At the beginning of the month I was writing about the idea of IP being the foundation for collaboration. Any reading about IP that I have done in the past points out the need to have all parts of the IP system in place for any one of them to work. Strong laws, a process and infrastructure to grant the protections, and an effective (and active) enforcement mechanism. Thus, my discussion of the idea that with these elements in place, all actors may see the rules of the road and thus be willing to collaborate within the confines of that system. I really appreciated the comments that come into my blog, and am doing the reading suggested by folks. While I still think this is a powerful angle to consider, the news of late has been all about enforcement actions.
IBM is pushing software and process patent enforcement against Amazon, and they are embroiled in a few other high-profile IP cases as well. This past week, Microsoft has been in the news on two big cases.

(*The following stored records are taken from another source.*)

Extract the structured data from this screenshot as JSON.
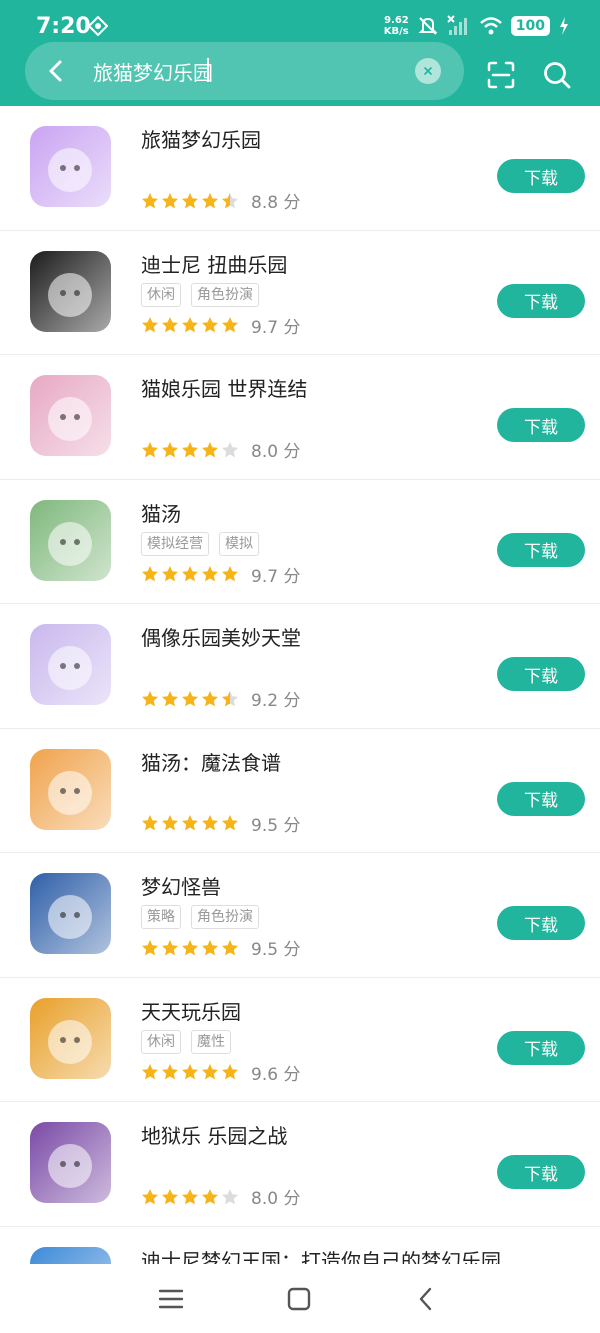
{
  "status_bar": {
    "time": "7:20",
    "net_speed_value": "9.62",
    "net_speed_unit": "KB/s",
    "battery": "100",
    "icons": [
      "settings-gear-icon",
      "mute-bell-icon",
      "no-signal-icon",
      "wifi-icon",
      "charging-icon"
    ]
  },
  "search": {
    "query": "旅猫梦幻乐园",
    "accent_color": "#21b59d"
  },
  "results": [
    {
      "name": "旅猫梦幻乐园",
      "tags": [],
      "stars": 4.5,
      "score": "8.8 分",
      "download": "下载"
    },
    {
      "name": "迪士尼 扭曲乐园",
      "tags": [
        "休闲",
        "角色扮演"
      ],
      "stars": 5,
      "score": "9.7 分",
      "download": "下载"
    },
    {
      "name": "猫娘乐园 世界连结",
      "tags": [],
      "stars": 4,
      "score": "8.0 分",
      "download": "下载"
    },
    {
      "name": "猫汤",
      "tags": [
        "模拟经营",
        "模拟"
      ],
      "stars": 5,
      "score": "9.7 分",
      "download": "下载"
    },
    {
      "name": "偶像乐园美妙天堂",
      "tags": [],
      "stars": 4.5,
      "score": "9.2 分",
      "download": "下载"
    },
    {
      "name": "猫汤：魔法食谱",
      "tags": [],
      "stars": 5,
      "score": "9.5 分",
      "download": "下载"
    },
    {
      "name": "梦幻怪兽",
      "tags": [
        "策略",
        "角色扮演"
      ],
      "stars": 5,
      "score": "9.5 分",
      "download": "下载"
    },
    {
      "name": "天天玩乐园",
      "tags": [
        "休闲",
        "魔性"
      ],
      "stars": 5,
      "score": "9.6 分",
      "download": "下载"
    },
    {
      "name": "地狱乐 乐园之战",
      "tags": [],
      "stars": 4,
      "score": "8.0 分",
      "download": "下载"
    },
    {
      "name": "迪士尼梦幻王国：打造你自己的梦幻乐园",
      "tags": [],
      "stars": 0,
      "score": "",
      "download": ""
    }
  ],
  "icon_colors": [
    "#c9a4f2",
    "#1c1c1c",
    "#e7a9c4",
    "#7fb87c",
    "#c9b8ee",
    "#f0a34c",
    "#2f5fa8",
    "#e8a02a",
    "#7a4aa6",
    "#3d8ad8"
  ]
}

The first with Alcatel-Lucent, and the second with ATT. The first seeing the largest patent-related award in the history of the U.S. legal system and the second being heard in the Supreme Court. I'm not a lawyer, but it would seem to me that IP matters, and carries real implications for commercial participants. It would seem that everyone producing software for commercial use needs to recognize that IP is a real part of the landscape no matter what your opinion of the laws may be.
For years, Microsoft has been talking about the importance of IP. We went to the unprecedented step of providing our customers and partners with uncapped indemnification for IP infringement (still not matched by any other vendor, and here is the policy statement if you are curious). This is not something done lightly, nor is it without value. Microsoft stepped in and indemnified Dell and Gateway in the Alcatel-Lucent case and at the moment that carries a $1.5B price tag. (To be appealed for sure...) The whole point of the indemnification issue is to highlight how seriously we take the responsibility for standing behind our products. We pay more than 10x the amount outbound than we receive inbound on an annual basis in IP licensing fees to clear our products for commercial sale. And that is to say nothing for the approximately $7B we are putting into R&D on an annual basis.
At the end of the day, there are many in the software community who are directly opposed to software patents. There are software businesses employing strategies to use patents for proactive and reactive protections. There are those who see patents as a means for collaboration as well as transparency. Certainly, patents represent a challenge in the global community as people wrestle with the implications of providing products in multiple countries.
I certainly believe that patents provide incentive for innovation. I also believe that patents provide a foundation for organizations to collaborate. The research out there about this is a mixed bag with opinions on all sides, but one study I found interesting is the recent study by U.C. Berkeley Professor of Law and Technology Robert Merges. He found that even after 10-plus years of software patenting 1) the software industry remains far less concentrated than the average American industry; 2) the number of small software startups entering the industry is even greater than the number of new entrants a decade ago; and 3) the software industry continues to grow so rapidly and robustly that it now represents over 10% of all U.S. R&D, compared to only 1% of R&D in the days before software patenting first emerged.
These factors suggest that innovation is on the rise. It also suggests that in a world of increased transparency these innovators are not going to be able to depend on copyright or trade secret. Inventors have an increased incentive to depend on patent as a core pillar to protecting the uniqueness of their solutions. Simultaneously though, they are going to be finding new and inventive ways to share that very IP with others in order to create business opportunities.